BP advances its commitment in support of a lower carbon future: the project portfolio has the total capacity to reduce up to 2.5 million tonnes of CO2 equivalent per year and improve the livelihoods of more than 2 million people.
BP Target Neutral, BP’s voluntary carbon offsetting programme, is celebrating its 11th year with an announcement that it has expanded the portfolio of carbon offsetting projects for 2017.
New projects in India, Peru, China and Mexico have been added to the portfolio, which includes activities as diverse as forest conservation, energy efficiency, renewable power and biogas.
BP Target Neutral only buys carbon credits that meet ICROA’s (International Carbon Reduction & Offset Alliance) best practice standards. Credits are used to offset carbon emissions as part of a “reduce – replace – neutralise” approach to carbon reduction. This supports the development of low carbon and carbon neutral products and services across BP’s businesses.

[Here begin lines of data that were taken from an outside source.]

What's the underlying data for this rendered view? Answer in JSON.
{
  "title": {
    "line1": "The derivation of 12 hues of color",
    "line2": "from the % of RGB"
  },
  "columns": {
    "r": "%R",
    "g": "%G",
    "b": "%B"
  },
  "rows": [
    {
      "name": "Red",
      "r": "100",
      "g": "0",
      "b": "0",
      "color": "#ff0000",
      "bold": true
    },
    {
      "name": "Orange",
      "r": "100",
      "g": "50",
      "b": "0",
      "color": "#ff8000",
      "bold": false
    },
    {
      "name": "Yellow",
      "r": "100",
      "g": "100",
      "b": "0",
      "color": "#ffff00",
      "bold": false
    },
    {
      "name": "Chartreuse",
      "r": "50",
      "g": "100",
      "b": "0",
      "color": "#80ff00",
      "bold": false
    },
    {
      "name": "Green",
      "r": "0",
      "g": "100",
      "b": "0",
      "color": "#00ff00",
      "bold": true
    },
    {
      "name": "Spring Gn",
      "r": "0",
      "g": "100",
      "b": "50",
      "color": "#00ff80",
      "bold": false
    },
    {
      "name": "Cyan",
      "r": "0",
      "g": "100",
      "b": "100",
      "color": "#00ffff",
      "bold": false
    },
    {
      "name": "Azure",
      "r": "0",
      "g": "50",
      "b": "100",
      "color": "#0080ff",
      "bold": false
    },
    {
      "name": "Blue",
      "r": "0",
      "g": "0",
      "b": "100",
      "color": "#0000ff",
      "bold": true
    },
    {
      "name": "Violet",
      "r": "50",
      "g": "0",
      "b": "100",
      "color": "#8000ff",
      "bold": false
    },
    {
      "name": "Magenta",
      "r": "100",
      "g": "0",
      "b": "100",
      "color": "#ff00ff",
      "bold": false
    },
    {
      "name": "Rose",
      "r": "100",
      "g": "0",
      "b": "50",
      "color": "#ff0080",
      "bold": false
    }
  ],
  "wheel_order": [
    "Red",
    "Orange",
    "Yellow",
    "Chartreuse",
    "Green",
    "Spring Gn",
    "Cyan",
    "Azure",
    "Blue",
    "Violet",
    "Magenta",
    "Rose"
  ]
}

The new carbon offset projects have been overseen by an independent project selection forum using the UN’s sustainable development goals as a framework for assessment. The projects selected are expected to reduce carbon dioxide equivalent emissions by more than 2.5 million tonnes per year and improve the livelihoods of more than 2 million people though better access to energy, health, education, and employment opportunities as well as protecting more than 40,000 hectares of globally significant habitat.
Andrea Abrahams, global director, BP Target Neutral, said: “BP is committed to a lower carbon transition. Our carbon project selection process ensures the integrity of carbon reduction projects and their contribution to the UN’s sustainable development goals.
“Increasing numbers of businesses are implementing carbon management strategies which allow them to target top-line growth, business efficiency and brand enhancement with measurable and material impacts. BP is proud to provide our customers and their businesses with opportunities to not only offset their carbon emissions but also help to bring people out of poverty.”
In India, the Bagepalli Coolie Sangha Project involves installing 18,000 biogas plants and cookstoves in low income homes and over the past six years has avoided 137,452 tonnes of CO2e (equivalent) emissions. Biogas generated in biodigesters replaces the burning of wood and kerosene in traditional stoves and secures a significant reduction in greenhouse gases and harmful indoor air pollution.
In Peru, the Qori Q'oncha Cookstoves Project is helping households to obtain improved cookstoves that have an enclosed combustion chamber which burns more efficiently and evacuates smoke from the home through a chimney. Burning more efficiently and using less firewood, each new stove reduces on average 3.3 tCO2e per year. By January 2017, 106,000 improved cookstoves have been installed benefitting over 450,000 people from rural communities living in poverty.
In China, the Sichuan Rural Poor-Household Biogas Project also supports the installation of biogas units and smoke-free cookstoves in low-income households. The project aims to provide one million low income households with clean, convenient and free biogas for cooking, heating and lighting and the programme has the potential to save up to 20 million tCO2e within its 28-year lifetime.
In Mexico, the Distribution on ONIL Cookstoves Project is working to provide high-efficiency plancha-style cookstoves to families in rural Mexico. As well as improving indoor air quality, the stoves use much less firewood than traditional open fires. Traditional three-stone fires in Mexico use around 5 tonnes of firewood each year per household and gathering it is time-consuming and heavy work. High-efficiency plancha-style cookstoves reduce the time needed to collect firewood and protects bio-diversity. The project is aiming to install 35,000 cookstoves per year by 2019.